- _Task requirements_
Within the records, find every line that includes the word "into" and copy it.

- _Extracted records_
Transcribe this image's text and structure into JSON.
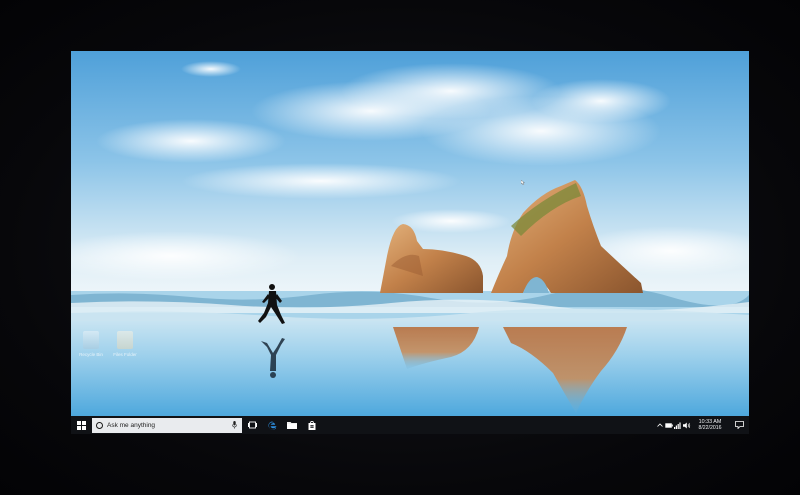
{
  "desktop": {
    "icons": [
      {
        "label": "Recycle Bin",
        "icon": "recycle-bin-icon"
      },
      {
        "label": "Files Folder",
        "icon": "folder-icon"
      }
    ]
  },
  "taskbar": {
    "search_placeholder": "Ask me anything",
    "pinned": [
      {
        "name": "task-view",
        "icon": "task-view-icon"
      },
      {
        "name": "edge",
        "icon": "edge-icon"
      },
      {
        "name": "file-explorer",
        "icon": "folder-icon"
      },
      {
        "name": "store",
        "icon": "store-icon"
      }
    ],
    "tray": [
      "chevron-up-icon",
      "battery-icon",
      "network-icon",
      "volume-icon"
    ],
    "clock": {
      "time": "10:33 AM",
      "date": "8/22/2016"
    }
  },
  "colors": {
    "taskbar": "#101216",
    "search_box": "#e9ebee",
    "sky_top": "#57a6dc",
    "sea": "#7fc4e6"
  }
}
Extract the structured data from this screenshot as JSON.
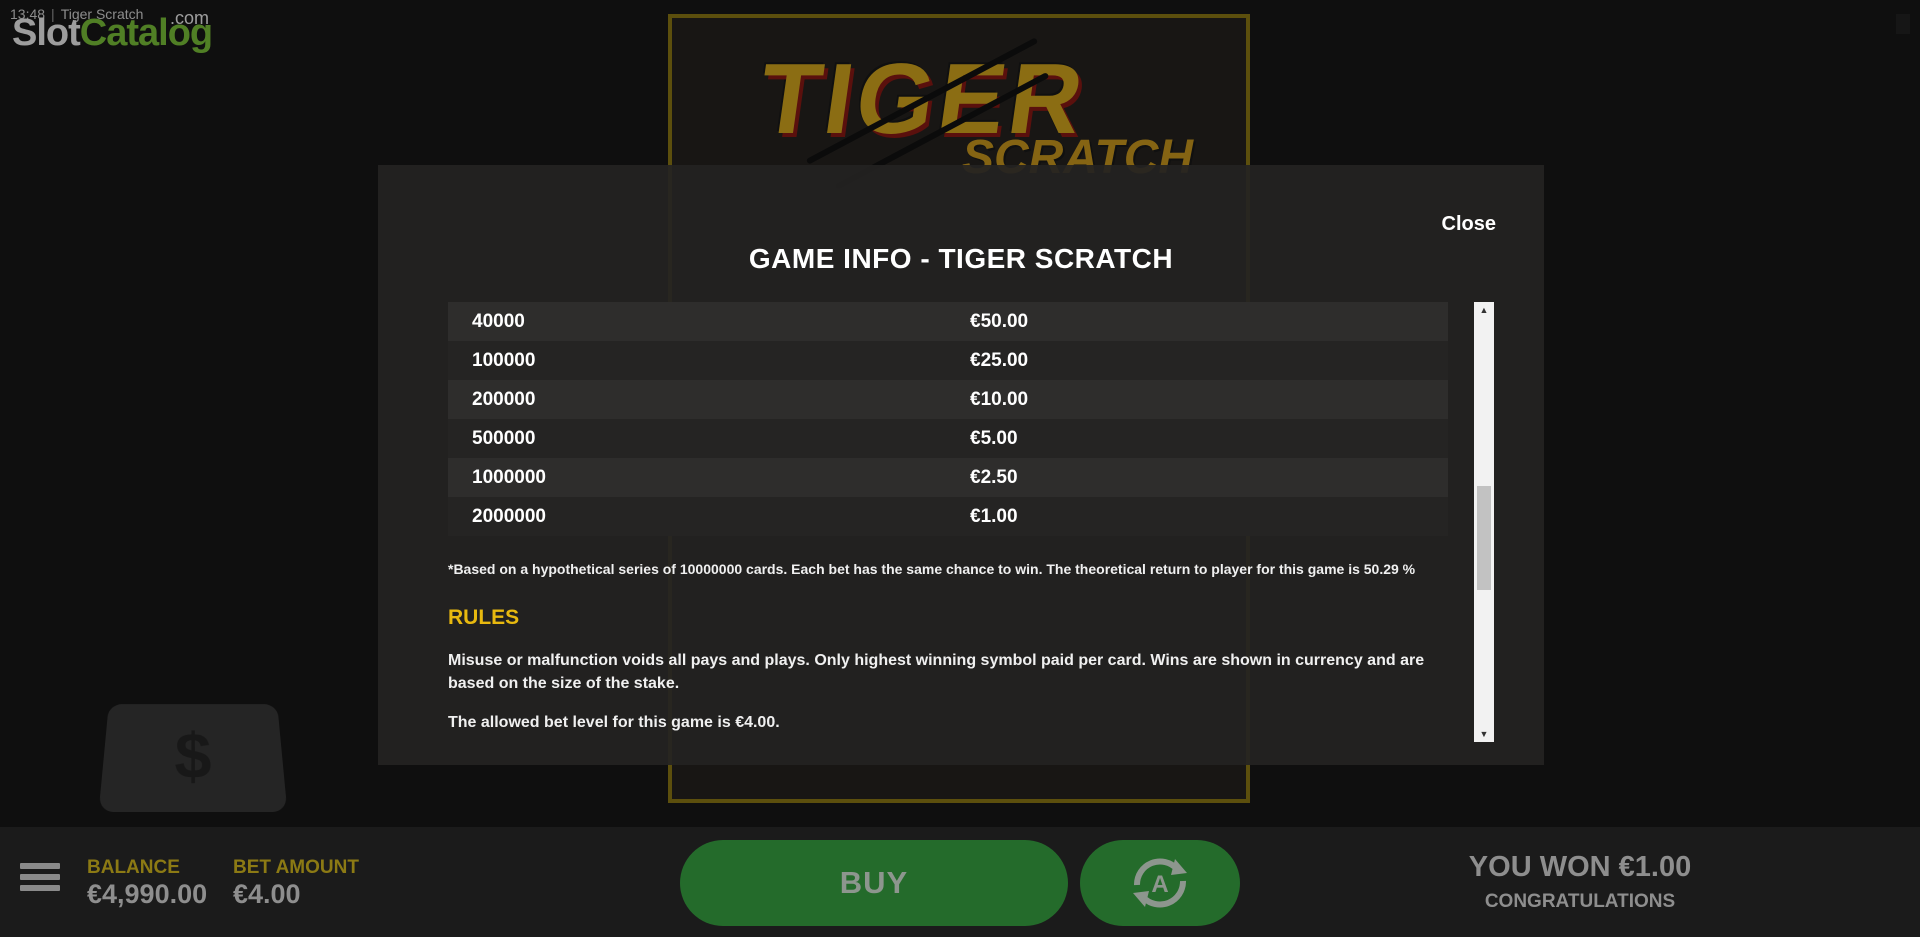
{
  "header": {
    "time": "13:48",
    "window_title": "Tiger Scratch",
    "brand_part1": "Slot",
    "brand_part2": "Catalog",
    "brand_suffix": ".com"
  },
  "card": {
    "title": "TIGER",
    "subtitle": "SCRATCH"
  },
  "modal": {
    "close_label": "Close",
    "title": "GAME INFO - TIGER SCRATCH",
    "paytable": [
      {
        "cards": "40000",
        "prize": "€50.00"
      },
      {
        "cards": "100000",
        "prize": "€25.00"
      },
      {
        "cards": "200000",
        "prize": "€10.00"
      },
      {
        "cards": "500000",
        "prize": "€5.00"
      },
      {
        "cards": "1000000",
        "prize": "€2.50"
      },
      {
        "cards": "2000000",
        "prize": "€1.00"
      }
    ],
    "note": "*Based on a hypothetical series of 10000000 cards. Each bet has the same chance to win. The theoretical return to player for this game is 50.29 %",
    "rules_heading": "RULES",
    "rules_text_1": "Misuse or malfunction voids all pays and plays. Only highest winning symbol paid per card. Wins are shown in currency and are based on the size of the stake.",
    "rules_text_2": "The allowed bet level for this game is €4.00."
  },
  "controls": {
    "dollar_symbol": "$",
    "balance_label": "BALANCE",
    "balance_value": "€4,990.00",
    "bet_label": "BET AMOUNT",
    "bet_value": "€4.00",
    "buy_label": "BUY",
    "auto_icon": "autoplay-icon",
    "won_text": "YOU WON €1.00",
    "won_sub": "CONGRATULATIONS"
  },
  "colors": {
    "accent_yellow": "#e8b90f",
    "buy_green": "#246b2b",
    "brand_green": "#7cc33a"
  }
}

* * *

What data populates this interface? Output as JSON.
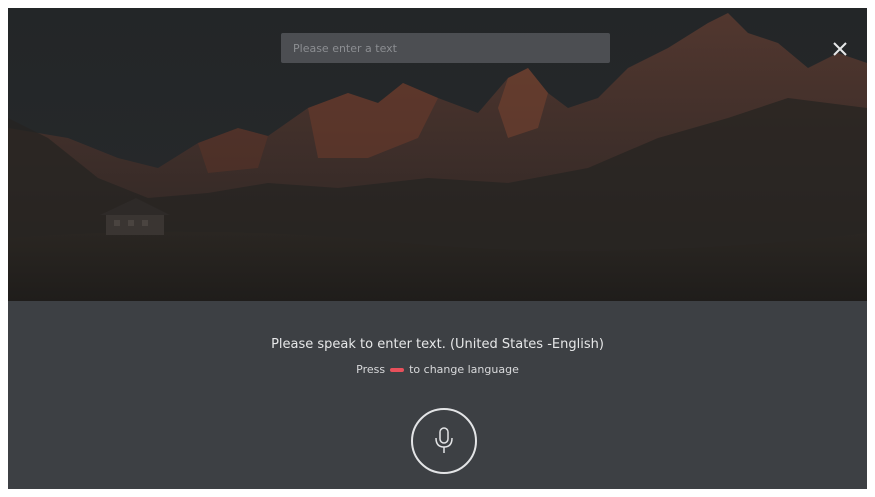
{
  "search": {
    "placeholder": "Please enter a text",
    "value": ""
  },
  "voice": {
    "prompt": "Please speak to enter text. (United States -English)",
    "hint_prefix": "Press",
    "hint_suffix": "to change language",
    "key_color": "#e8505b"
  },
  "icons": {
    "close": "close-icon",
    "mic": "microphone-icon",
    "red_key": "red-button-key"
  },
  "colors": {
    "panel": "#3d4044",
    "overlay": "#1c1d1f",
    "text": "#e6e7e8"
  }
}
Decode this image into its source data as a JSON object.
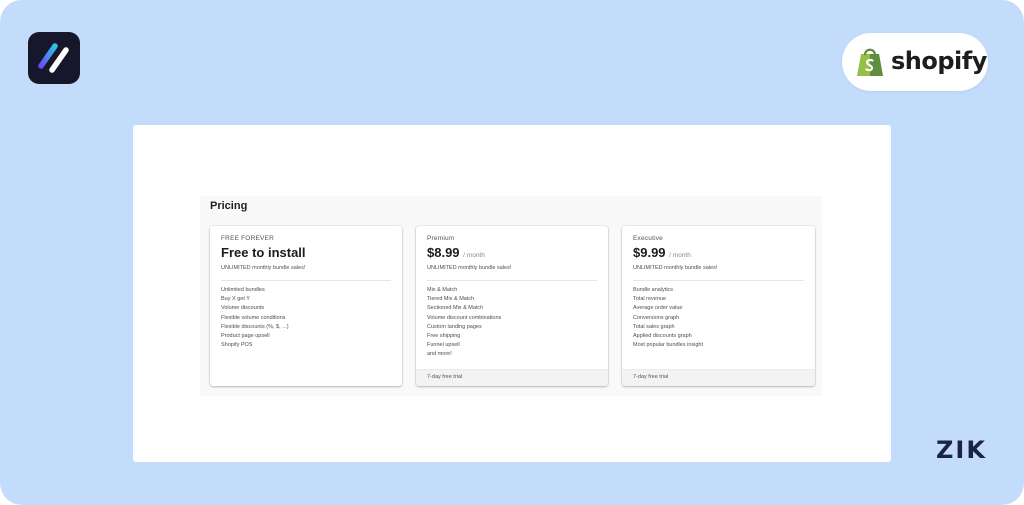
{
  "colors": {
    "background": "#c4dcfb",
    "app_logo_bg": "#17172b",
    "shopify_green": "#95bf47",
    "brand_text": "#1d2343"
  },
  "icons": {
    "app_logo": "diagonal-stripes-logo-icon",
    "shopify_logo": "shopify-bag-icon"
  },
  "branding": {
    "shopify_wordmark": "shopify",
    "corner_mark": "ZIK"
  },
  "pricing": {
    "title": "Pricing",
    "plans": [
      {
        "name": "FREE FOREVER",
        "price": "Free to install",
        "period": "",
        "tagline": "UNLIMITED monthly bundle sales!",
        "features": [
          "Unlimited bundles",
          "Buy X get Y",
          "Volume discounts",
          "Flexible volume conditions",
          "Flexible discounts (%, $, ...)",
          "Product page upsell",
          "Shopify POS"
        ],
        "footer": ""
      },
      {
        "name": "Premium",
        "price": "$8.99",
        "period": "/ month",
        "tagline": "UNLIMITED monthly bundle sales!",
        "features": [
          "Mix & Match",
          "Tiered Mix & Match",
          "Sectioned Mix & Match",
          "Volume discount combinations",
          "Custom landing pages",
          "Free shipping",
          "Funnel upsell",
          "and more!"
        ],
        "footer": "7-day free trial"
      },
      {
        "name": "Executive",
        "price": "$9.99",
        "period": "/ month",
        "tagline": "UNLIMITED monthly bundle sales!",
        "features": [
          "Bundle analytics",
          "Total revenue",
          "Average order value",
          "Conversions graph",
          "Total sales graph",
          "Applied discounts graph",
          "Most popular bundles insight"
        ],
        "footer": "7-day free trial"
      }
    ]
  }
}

- _Finished task_
Transcribe this image's text and structure into JSON.
Decode this image into its source data as a JSON object.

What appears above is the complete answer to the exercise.